January 28, 2020 by Michael Aguilar in Analysis with 0 comments
Tuesday Tips are presented by Spin Ultimate; all opinions are those of the author. Please support the brands that make Ultiworld possible and shop at Spin Ultimate!
It just so happens that, after a three year hiatus from coaching, I’m back in the position of thinking about developing a team over the course of a season of competitive ultimate. Having spent nearly a decade in a classroom and developing the curriculum for four different courses at the high school I taught at, I realized that I may have some unique insights to offer when it comes to planning a season with the growth of your team in mind.
Too many ultimate teams, even some with coaches (and even some experienced coaches!), are stuck simply reacting to input as it crosses their proverbial desks. Rather than considering what the team has mastered and what the team needs to improve upon, teams are only responding to their most recent feedback (often a tournament or game) without considering how that response does or doesn’t suit their goals for the season as a whole.
So, with that in mind, let’s begin with the most important lesson that any new teacher learns about planning their year in a classroom.
Begin with the End in Mind
If you don’t know where you want to end up, there simply is no point in even starting. There is, as a subset of this point, a lot of discussion about what good goal-setting involves but let’s try and simplify things by saying that “making Nationals” or “finishing in the top half of the region” or “making Regionals” are NOT good goals or the type of “end” that I’m interested in. Rather, think about some more specific ideas that will help you achieve those extremely broad goals that I listed above.
What does your team need to develop in order to achieve your broader goal? Here it is a good idea to be specific but not too specific. Some suggestions:
- Develop a consistent reset system that the entire team knows thoroughly
- Develop proficient red zone offense
- Develop 1-3 “plays” for specific situations (bringing disc in on defending cone, bringing disc in on attacking cone, bringing disc in red zone [backhand sideline, forehand sideline, middle of the field], etc.)
- Develop principles that govern a zone offense
- Develop principles that govern a base matchup defense
- Develop 2-3 zone defenses that can be employed in a variety of situations
- Develop 2-3 variations on base matchup defense (trapping marks, switching poaches, over-the-top person defense, force middle, etc. etc.)
- Develop team conditioning to an elite level
- Develop team power and strength to the next level
Depending on your starting point as a team, as you’ll find out, I would say these are likely already too many goals to achieve in a single season. If you’re thinking about a youth team, these may be decent goals to set over a 3-4 year cycle. If you’re thinking about a college team, if you begin with these goals in the fall, this may be achievable in a season (if your team is dedicated and experienced) or two. If you’re thinking about a club team, you may be able to achieve most of these goals over the course of a season, depending on your practice and tournament schedule.
This is one spot where I can’t really help you. You have to know your team and what it excels at in order to properly organize your goals.
Are you returning two experienced handlers that will be handling most of your throwing responsibilities? Well, perhaps you need less work on your reset system and more work on cutting trees.

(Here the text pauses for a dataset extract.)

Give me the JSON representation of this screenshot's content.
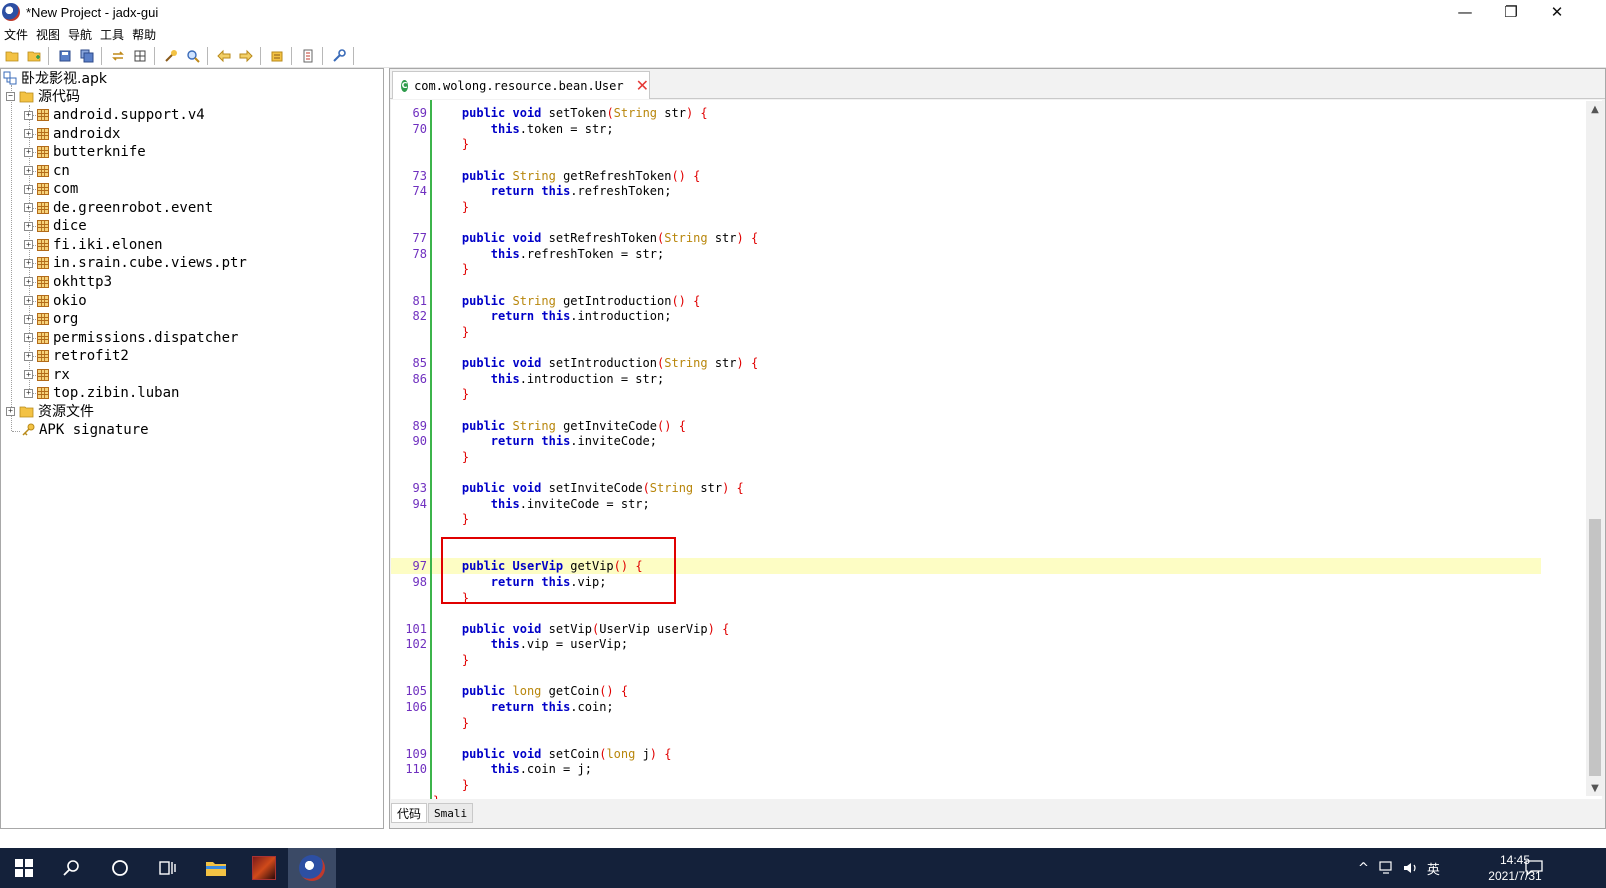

Do you have a roster that is deep but lacking in athletic talent? Then perhaps you should get to work on your zone defenses that may help you outwit teams that can out-athlete you. Is your team completely inexperienced? Then scrap some of the more advanced goals and focus on making sure everyone on your team can throw a ten yard around forehand/backhand and knows the basics of marking.
Consider this as well: Many of the more advanced concepts build on each other. Therefore, saving them for the end of the season may be more achievable because they are more quickly mastered once foundational concepts are mastered. To give an example: the concepts of one zone defense often translate to another. Though they may not map exactly, they will build and grow cohesively.
As a general rule, I would offer this: it may be worth achieving your offensive goals as a top priority. As a simple governing principle: If you cannot possess the disc reliably, it does not matter how good your defense is, you will lose, often. If you can possess the disc, you will probably win a lot on those merits alone. Once you’ve achieved some basic offensive goals then you can move on to advanced defensive and offensive concepts that will complement your reliable offensive performance.
Next week, in part two, we will discuss assessing progress towards your goals and being flexible with your approach.